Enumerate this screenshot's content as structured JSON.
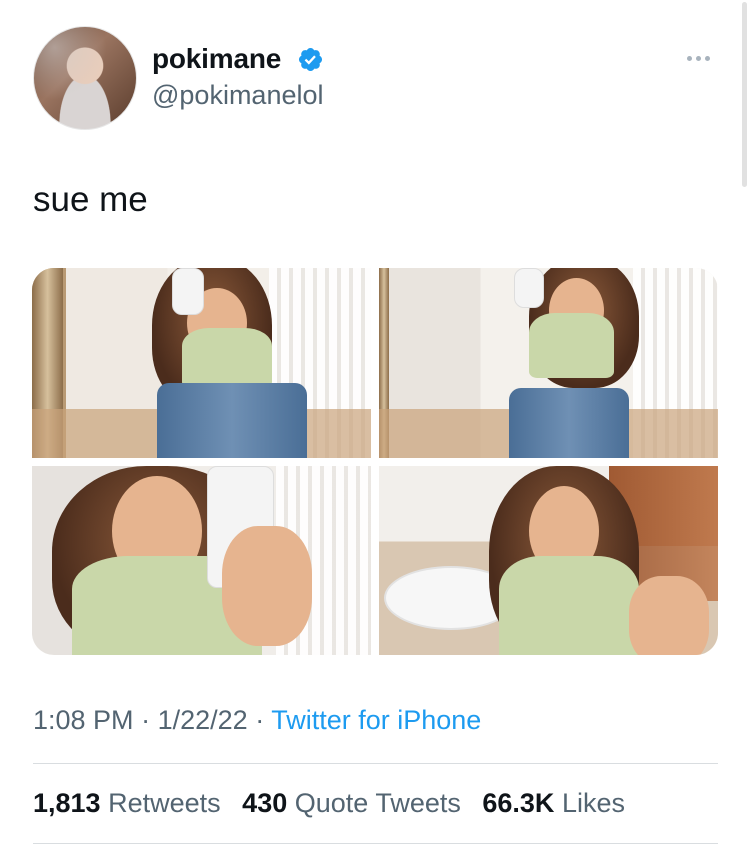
{
  "user": {
    "display_name": "pokimane",
    "handle": "@pokimanelol",
    "verified": true
  },
  "tweet": {
    "text": "sue me",
    "time": "1:08 PM",
    "date": "1/22/22",
    "source": "Twitter for iPhone",
    "separator": "·"
  },
  "stats": {
    "retweets_count": "1,813",
    "retweets_label": "Retweets",
    "quotes_count": "430",
    "quotes_label": "Quote Tweets",
    "likes_count": "66.3K",
    "likes_label": "Likes"
  },
  "icons": {
    "verified": "verified-badge-icon",
    "more": "more-options-icon"
  },
  "colors": {
    "accent": "#1d9bf0",
    "text": "#0f1419",
    "secondary": "#536471"
  }
}
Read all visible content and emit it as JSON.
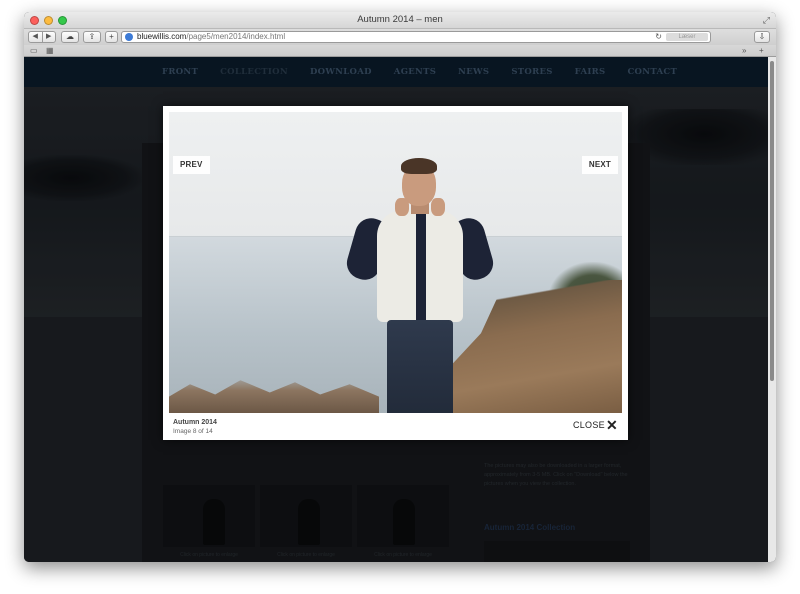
{
  "window": {
    "title": "Autumn 2014 – men",
    "url_host": "bluewillis.com",
    "url_path": "/page5/men2014/index.html",
    "reader_label": "Læser"
  },
  "site_nav": {
    "items": [
      "FRONT",
      "COLLECTION",
      "DOWNLOAD",
      "AGENTS",
      "NEWS",
      "STORES",
      "FAIRS",
      "CONTACT"
    ]
  },
  "lightbox": {
    "prev_label": "PREV",
    "next_label": "NEXT",
    "title": "Autumn 2014",
    "counter": "Image 8 of 14",
    "close_label": "CLOSE"
  },
  "background_page": {
    "download_note": "The pictures may also be downloaded in a larger format, approximately from 3-5 MB. Click on \"Download\" below the pictures when you view the collection.",
    "side_title": "Autumn 2014 Collection",
    "thumb_captions": [
      "Click on picture to enlarge",
      "Click on picture to enlarge",
      "Click on picture to enlarge"
    ]
  },
  "colors": {
    "nav_bg": "#0b1c2b",
    "overlay": "rgba(0,0,0,0.22)",
    "jacket": "#ecebe5",
    "trim": "#1d2336"
  },
  "icons": {
    "back": "back-arrow-icon",
    "forward": "forward-arrow-icon",
    "cloud": "icloud-icon",
    "share": "share-icon",
    "add": "plus-icon",
    "reload": "reload-icon",
    "download": "download-icon",
    "bookmarks": "book-icon",
    "top_sites": "grid-icon",
    "close": "close-x-icon"
  }
}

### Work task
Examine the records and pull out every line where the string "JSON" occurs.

### Task response
Enumerate this screenshot's content as structured JSON.
Read all visible content and emit it as JSON.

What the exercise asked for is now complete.